Diagnosis

  • Blood tests- used to find familial ALS
  • MRI- uses magnets and radio waves to form a picture of your nervous system
  • Electromyogram- measures electrical signals in your muscles
  • Nerve Conduction study- measures electrical nerve impulses

Treatment

Prescription medications

  • Rilutex
  • Zanaflex
  • Baclofen
Procedures

  • Tracheotomy- makes it easier to breathe
  • Gastrostomy- makes it easier to ear and digest food
Therapy

  • Physical therapy

Ethical complications

The major ethical issue associated with ALS is assisted death; this is because it goes against many people's moral and religions to allow someone to die, or to allow themselves to die. Another ethical issue is the numerous amounts of medications and surgeries needed to treat ALS. This is because some believe it is right to die a natural death instead of being in pain and getting surgeries on their bodies.

Bibliography

"Lou Gehrig." - Wikipedia, the Free Encyclopedia. N.p., n.d. Web. 20 Mar. 2016. <https://en.m.wikipedia.org/wiki/Lou_Gehrig>.




"Amyotrophic Lateral Sclerosis." (ALS). N.p., n.d. Web. 15 Mar. 2016. <http://www.mayoclinic.org/diseases-conditions/amyotrophic-lateral-sclerosis/basics/definition/con-20024397>.

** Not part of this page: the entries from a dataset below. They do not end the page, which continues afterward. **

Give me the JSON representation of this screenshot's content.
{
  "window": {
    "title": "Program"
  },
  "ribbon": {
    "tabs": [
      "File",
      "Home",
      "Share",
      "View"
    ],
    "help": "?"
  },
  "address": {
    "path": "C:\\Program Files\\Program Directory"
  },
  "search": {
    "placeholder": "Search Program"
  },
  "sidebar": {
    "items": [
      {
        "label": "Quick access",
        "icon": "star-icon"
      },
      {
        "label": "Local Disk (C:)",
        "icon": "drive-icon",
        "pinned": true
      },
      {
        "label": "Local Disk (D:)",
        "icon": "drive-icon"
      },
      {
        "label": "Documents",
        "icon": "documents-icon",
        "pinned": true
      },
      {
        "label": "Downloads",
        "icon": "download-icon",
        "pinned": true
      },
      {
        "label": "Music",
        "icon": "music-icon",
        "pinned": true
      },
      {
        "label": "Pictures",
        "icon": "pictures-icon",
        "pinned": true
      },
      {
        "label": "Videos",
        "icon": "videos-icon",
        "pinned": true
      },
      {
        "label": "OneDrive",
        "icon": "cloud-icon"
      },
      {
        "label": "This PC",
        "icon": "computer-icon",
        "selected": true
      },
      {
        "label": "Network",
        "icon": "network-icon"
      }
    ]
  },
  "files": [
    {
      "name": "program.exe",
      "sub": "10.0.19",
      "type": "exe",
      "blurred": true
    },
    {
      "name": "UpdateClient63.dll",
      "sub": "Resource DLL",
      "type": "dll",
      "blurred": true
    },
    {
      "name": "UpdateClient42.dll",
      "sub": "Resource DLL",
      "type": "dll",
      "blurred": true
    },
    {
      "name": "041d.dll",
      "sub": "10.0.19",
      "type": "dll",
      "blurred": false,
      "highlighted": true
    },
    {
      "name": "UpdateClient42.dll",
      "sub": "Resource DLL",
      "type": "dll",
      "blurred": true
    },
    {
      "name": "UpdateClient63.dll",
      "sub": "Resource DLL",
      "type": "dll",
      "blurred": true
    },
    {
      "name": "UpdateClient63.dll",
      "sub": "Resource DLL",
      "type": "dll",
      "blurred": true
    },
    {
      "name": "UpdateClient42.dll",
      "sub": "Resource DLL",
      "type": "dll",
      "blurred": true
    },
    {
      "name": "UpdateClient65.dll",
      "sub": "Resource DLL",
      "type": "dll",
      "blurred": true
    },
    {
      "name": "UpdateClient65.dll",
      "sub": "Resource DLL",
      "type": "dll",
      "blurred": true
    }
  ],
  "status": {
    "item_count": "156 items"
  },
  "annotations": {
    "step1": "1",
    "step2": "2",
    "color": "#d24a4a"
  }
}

"Genetics of ALS." ALSA.org. N.p., n.d. Web. 15 Mar. 2016. <http://www.alsa.org/2015-non-responsive-pages/research/about-als-research/genetics-of-als.html>.